The Air concept in WELL v2 also rewards strategies that reduce or eliminate reliance on mechanical ventilation. Although natural ventilation can pose challenges such as maintaining adequate temperature and humidity, achieving natural ventilation through operable windows can improve the human experience in a space. Studies have shown that naturally ventilated buildings have fewer people reporting symptoms associated with sick building syndrome, compared with mechanically ventilated spaces. In fact, studies have demonstrated that there is a 7.7% productivity benefit associated with naturally ventilated spaces. Therefore, when weather and local outdoor parameters indicate high-quality outdoor air, projects are encouraged to make use of natural ventilation strategies.

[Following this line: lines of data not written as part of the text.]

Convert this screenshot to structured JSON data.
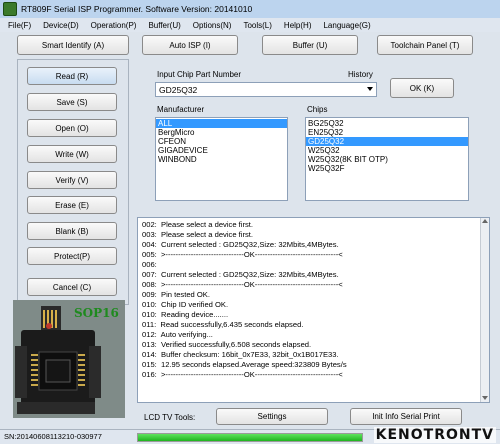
{
  "window": {
    "title": "RT809F Serial ISP Programmer. Software Version: 20141010"
  },
  "menu": [
    "File(F)",
    "Device(D)",
    "Operation(P)",
    "Buffer(U)",
    "Options(N)",
    "Tools(L)",
    "Help(H)",
    "Language(G)"
  ],
  "toolbar": {
    "smart_identify": "Smart Identify (A)",
    "auto_isp": "Auto ISP (I)",
    "buffer": "Buffer (U)",
    "toolchain": "Toolchain Panel (T)"
  },
  "actions": [
    "Read (R)",
    "Save (S)",
    "Open (O)",
    "Write  (W)",
    "Verify (V)",
    "Erase (E)",
    "Blank (B)",
    "Protect(P)"
  ],
  "cancel_label": "Cancel (C)",
  "chip_select": {
    "input_label": "Input Chip Part Number",
    "history_label": "History",
    "input_value": "GD25Q32",
    "ok_label": "OK (K)",
    "manufacturer_label": "Manufacturer",
    "manufacturers": [
      "ALL",
      "BergMicro",
      "CFEON",
      "GIGADEVICE",
      "WINBOND"
    ],
    "manufacturer_selected": 0,
    "chips_label": "Chips",
    "chips": [
      "BG25Q32",
      "EN25Q32",
      "GD25Q32",
      "W25Q32",
      "W25Q32(8K BIT OTP)",
      "W25Q32F"
    ],
    "chip_selected": 2
  },
  "log": [
    "002:  Please select a device first.",
    "003:  Please select a device first.",
    "004:  Current selected : GD25Q32,Size: 32Mbits,4MBytes.",
    "005:  >-------------------------------OK---------------------------------<",
    "006:  ",
    "007:  Current selected : GD25Q32,Size: 32Mbits,4MBytes.",
    "008:  >-------------------------------OK---------------------------------<",
    "009:  Pin tested OK.",
    "010:  Chip ID verified OK.",
    "010:  Reading device.......",
    "011:  Read successfully,6.435 seconds elapsed.",
    "012:  Auto verifying...",
    "013:  Verified successfully,6.508 seconds elapsed.",
    "014:  Buffer checksum: 16bit_0x7E33, 32bit_0x1B017E33.",
    "015:  12.95 seconds elapsed.Average speed:323809 Bytes/s",
    "016:  >-------------------------------OK---------------------------------<"
  ],
  "bottom": {
    "lcd_label": "LCD TV Tools:",
    "settings_label": "Settings",
    "init_label": "Init Info Serial Print"
  },
  "chip_image_label": "SOP16",
  "status": {
    "serial": "SN:20140608113210-030977",
    "progress_fraction": 1.0
  },
  "watermark": "KENOTRONTV"
}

Feature A07: Operable Windows supports this effort by promoting holistic design strategies that utilize natural systems to support occupant health and well-being.

Performance Verification

A key differentiator of the WELL Building Standard™ (WELL™) is verified performance. Our ability to monitor and verify indoor environmental performance is an important factor in our goal to deliver high-performing indoor environments for all. Under WELL v2, we’ve introduced new processes for performance verification whereby, in addition to on-site performance testing undertaken by GBCI, WELL projects may also contract with a WELL Performance Testing Organization that employs GBCI-trained WELL Performance Testing Agents. These agents are trained and qualified to conduct on-site testing for parameters across the Air, Water, Light, Sound and Thermal Comfort concepts.

Another enhancement to the performance aspect of WELL in v2 is more frequent testing through feature A08: Air Quality Monitoring and Awareness. This optimization is perfect for projects wishing to more rigorously track air quality throughout the day, in addition to improving occupant knowledge concerning the importance of doing so.

Impact and Evolution

Rising rates of urbanization coupled with the effects of climate change will continue to challenge our efforts to provide clean air in the buildings in which we live, learn, work and play. The Air concept aims to ensure that levels of key airborne pollutants are managed through proactive design and are assessed through rigorous performance verification standards.
Moving forward, the Air concept will continue to evolve under the guidance of the Air advisory. This extraordinary, global group of architects, engineers, designers and construction specialists will continue to provide invaluable guidance regarding the development and implementation of standards in the Air concept.

Nicholaus Johnson joins the International WELL Building Institute with a strong background in medical anthropology and as a current graduate student in the Environmental Health Sciences department at the Yale School of Public Health. As an environmental health research intern, he supports the Standard Development team in the continuous development of the WELL Building Standard™.